Daily CSR
Daily CSR

Daily CSR
Daily news about corporate social responsibility, ethics and sustainability

Advancing Accessibility and Inclusion at Cisco: A Commitment to Equal Access and Innovation

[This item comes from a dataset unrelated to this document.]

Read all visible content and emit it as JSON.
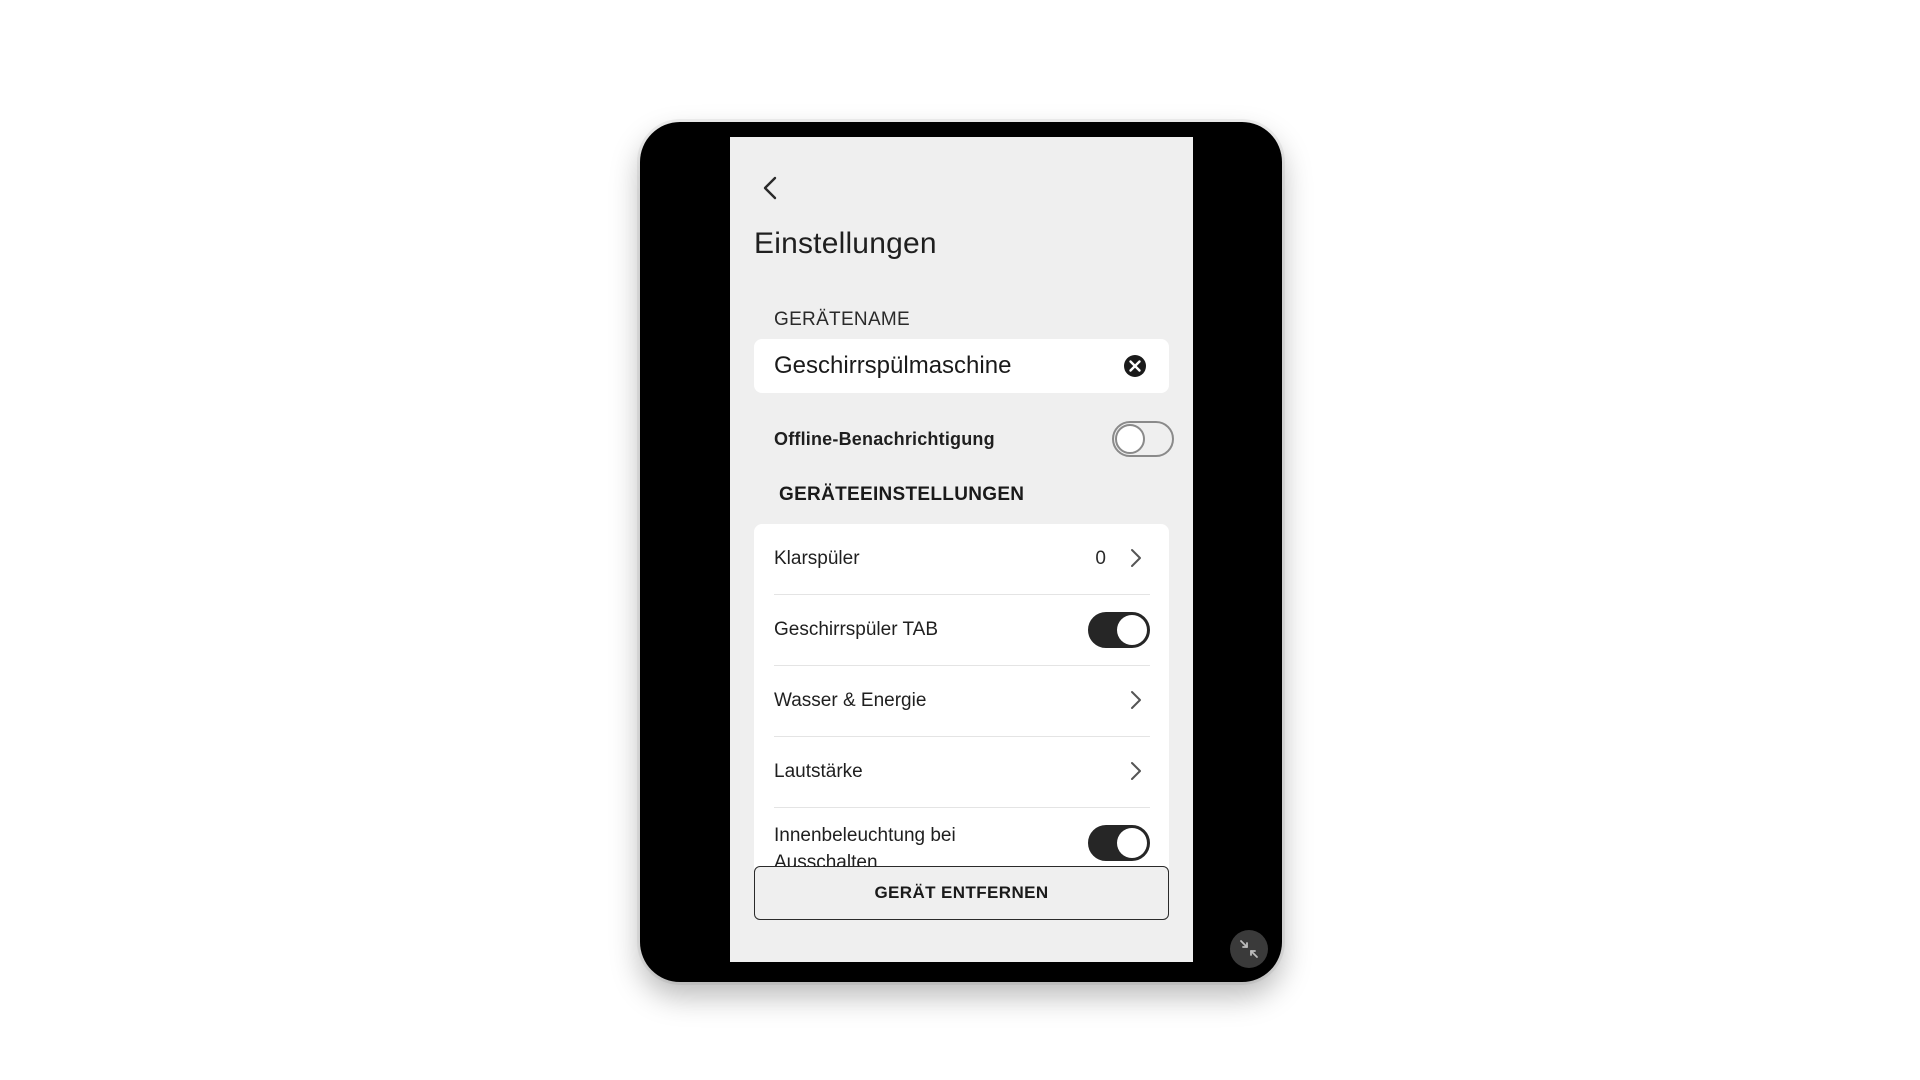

When we discuss our involvement in enhancing accessibility and promoting inclusion for individuals with disabilities at Cisco, some might respond by thinking, "That's a commendable effort, but it doesn't have any relevance to me." However, this perspective is mistaken.
Unlike certain fixed aspects of identity like race, color, religion, gender, sexual orientation, national origin, age, and veteran status, the possibility of experiencing a disability is open to anyone unexpectedly. In fact, given the privilege of a long life, it is highly probable that each of us will eventually encounter some form of disability, whether it's a temporary condition (such as a common bone fracture) or a more enduring situation.
This underscores the immense importance of the work we undertake concerning accessibility and disability inclusion as a fundamental part of Cisco's initiatives for social justice. The reason is simple: any one of us has the potential to become disabled, and the vast majority of us will indeed experience disability at some juncture in our lives.
As we mark the 33rd anniversary of the Americans with Disabilities Act, we take a moment to consider the progress we've made in enhancing accessibility for our employees, partners, suppliers, and customers. Simultaneously, we acknowledge that there remains a journey ahead of us.
At its core, accessibility embodies the principle that every individual, regardless of their abilities, should have the ability to access and utilize the same resources—be it a physical space, technology, systems, or content. Cisco's Social Impact Office approaches accessibility and disability inclusion from multiple perspectives, recognizing the various ways in which Cisco interacts with people. This extends across the realms of recruitment and employment experiences, the development of our products and services, as well as our interactions with customers, partners, and suppliers.
Beyond our expertise in accessibility and disability inclusion, we serve as consultants to various Cisco teams. A significant portion of our efforts is dedicated to the Social Justice Action 12 accessibility workstream, which centers on human rights within technological solutions. Our role encompasses evaluating the current state of accessibility at Cisco, formulating a comprehensive strategy to enhance accessibility across the entire organization, and driving the execution of these initiatives.
To identify gaps in Cisco's accessibility and disability inclusion efforts, an extensive research endeavor was undertaken. We conducted interviews with over 100 individuals spanning all sectors of our business, and organized focused discussion groups with individuals who identify as disabled or neurodivergent. The outcomes of this research underscored a substantial opportunity to truly embed accessibility and inclusivity into Cisco's culture and products. This undertaking necessitates active engagement from all echelons of the company and a transformative shift in our approach to conducting business.
The rationale for this pursuit is unequivocal: an escalating number of our customers are emphasizing the importance of accessibility. Additionally, certain customer segments, particularly government entities, educational institutions, and regulated industries, have formalized accessibility requirements. Technologies failing to meet these standards will find themselves excluded.
As leaders in this initiative, we are encouraged by Cisco's public commitment to prioritize the disability and neurodivergent communities. This commitment is exemplified by our participation in the Valuable 500, a global consortium of 500 enterprises dedicated to eradicating disability exclusion. As part of our Valuable 500 pledge, Cisco has undertaken to make strides in four crucial domains, which align with our belief in equal access as a fundamental human right:
  • Designing with a human rights perspective
  • Enhancing economic prospects for individuals with disabilities.
  • Investing in training to bolster the recruitment, hiring, retention, and advancement of employees with disabilities.
  • Establishing a dedicated accessibility infrastructure, complete with resources and accountability.
Cisco's public dedication to this endeavor, along with the accountability it entails, holds significance not only for individuals with disabilities but for the entire community. Our purpose is rooted in forging an all-encompassing future. This signifies that the technology and services we provide to our customers, partners, suppliers, and workforce must be accessible to all. While we are progressing, there remains more work ahead of us.
Click here to learn more about Accessibility at Cisco.